Created by Steve Horton & Michael Dialynas
Script & Lettering by Steve Horton
Art & Colors by Michael Dialynas
Review by Joey Braccino
We open in a half-rustic, half-steampunk, half-grungy country pub. Grimy fellows with dirty faces, red noses, and barrel chests smoke and drink in shadows while a young woman with straight bangs and a ghost monkey chats up a skeevy drunkard. Little does our hapless, hiccupping gloater know that she’s there to assassinate and he is her target. The scene escalates into blood and brawling, and this new Amala’s Blade mini-series kicks into high gear with this debut issue.
Steve Horton and Michael Dialynas’ haunted assassin starred in a series of shorts in Dark Horse Presents and a #0 issue over the last year or so, and many readers (including a large group of comics creators who contributed words of praise to the letters column for this issue) were ecstatic when this Amala’s Blade mini-series was announced. Issue #1 dropped today and I’m happy to say that the cavalier action, political intrigue, and gorgeous artwork continue to fuse together in one fun comics read.
While the script does an excellent job of catching up new readers to the parameters of Amala’s world (though I’m still unclear as to what exactly a Purifier and/or Modifier is), it’s Michael Dialynas’ artwork that really drew me into this new comic. Although there is a historical/literary feel to the artwork, similar to comics like Kill Shakespeare and Sons of Liberty, Dialynas deftly weaves in high-fantasy elements into the design, adding to the scope of the book. A sparring scene between Amala and her love-interest (how nice is it to write it that way, huh?), Ren, in a barn is illustrated playfully and escalates brilliantly. Dialynas stages Horton’s emotional sequence with nuance and subtlety, producing a nice high-point to the debut issue.

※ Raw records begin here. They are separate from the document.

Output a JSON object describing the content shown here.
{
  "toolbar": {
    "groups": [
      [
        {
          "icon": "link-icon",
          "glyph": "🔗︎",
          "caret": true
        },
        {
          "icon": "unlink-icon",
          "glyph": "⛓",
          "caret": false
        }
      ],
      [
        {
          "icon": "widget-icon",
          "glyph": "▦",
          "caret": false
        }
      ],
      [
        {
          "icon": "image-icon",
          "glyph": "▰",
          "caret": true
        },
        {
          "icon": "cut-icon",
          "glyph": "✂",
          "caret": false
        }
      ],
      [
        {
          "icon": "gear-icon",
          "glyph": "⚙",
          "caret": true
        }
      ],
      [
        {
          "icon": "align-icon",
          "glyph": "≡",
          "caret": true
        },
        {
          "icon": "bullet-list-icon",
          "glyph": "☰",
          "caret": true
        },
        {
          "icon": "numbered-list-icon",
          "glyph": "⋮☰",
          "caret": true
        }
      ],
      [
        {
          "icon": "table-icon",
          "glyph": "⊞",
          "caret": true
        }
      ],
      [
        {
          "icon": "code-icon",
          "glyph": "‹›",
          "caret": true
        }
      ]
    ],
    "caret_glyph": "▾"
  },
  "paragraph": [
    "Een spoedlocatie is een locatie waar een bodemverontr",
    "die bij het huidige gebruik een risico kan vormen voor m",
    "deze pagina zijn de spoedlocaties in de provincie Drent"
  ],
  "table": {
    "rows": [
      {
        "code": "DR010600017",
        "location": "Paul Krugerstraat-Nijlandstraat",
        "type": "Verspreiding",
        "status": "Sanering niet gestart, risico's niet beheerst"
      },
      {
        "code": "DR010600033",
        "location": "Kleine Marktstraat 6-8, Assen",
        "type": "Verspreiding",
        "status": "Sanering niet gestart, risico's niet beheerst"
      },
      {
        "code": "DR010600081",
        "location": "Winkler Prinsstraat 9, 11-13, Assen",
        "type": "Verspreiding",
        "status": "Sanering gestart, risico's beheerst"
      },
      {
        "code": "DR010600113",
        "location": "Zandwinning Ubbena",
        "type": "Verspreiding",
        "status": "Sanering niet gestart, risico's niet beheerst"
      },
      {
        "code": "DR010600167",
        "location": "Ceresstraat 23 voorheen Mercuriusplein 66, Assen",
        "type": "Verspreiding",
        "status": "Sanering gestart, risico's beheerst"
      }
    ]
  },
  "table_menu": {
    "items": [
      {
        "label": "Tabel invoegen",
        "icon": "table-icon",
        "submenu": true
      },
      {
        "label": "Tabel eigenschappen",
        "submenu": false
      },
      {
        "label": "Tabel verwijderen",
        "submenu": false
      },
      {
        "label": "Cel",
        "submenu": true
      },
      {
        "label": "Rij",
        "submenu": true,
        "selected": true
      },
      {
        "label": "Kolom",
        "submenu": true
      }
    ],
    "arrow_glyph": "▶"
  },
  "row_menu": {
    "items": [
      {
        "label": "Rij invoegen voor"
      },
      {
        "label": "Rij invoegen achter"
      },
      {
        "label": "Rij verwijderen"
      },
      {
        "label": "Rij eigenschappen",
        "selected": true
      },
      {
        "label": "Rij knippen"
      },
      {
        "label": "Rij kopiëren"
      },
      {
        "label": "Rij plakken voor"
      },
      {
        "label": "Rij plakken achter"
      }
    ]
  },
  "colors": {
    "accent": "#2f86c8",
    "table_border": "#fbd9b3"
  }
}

Check it out! I haven’t read any Amala’s Blade before this mini-series, but I do plan on picking up the next issue after this very strong debut issue. While there are some confusing components of Amala’s world that are not fleshed out in this introductory issue, the overall feel and fun of the book certainly covers up any faults. Amala seems like a strong, female protagonist with a complex set of motivations and objectives, and I’m excited to see how it develops in this world of high-fantasy and sword-play!!!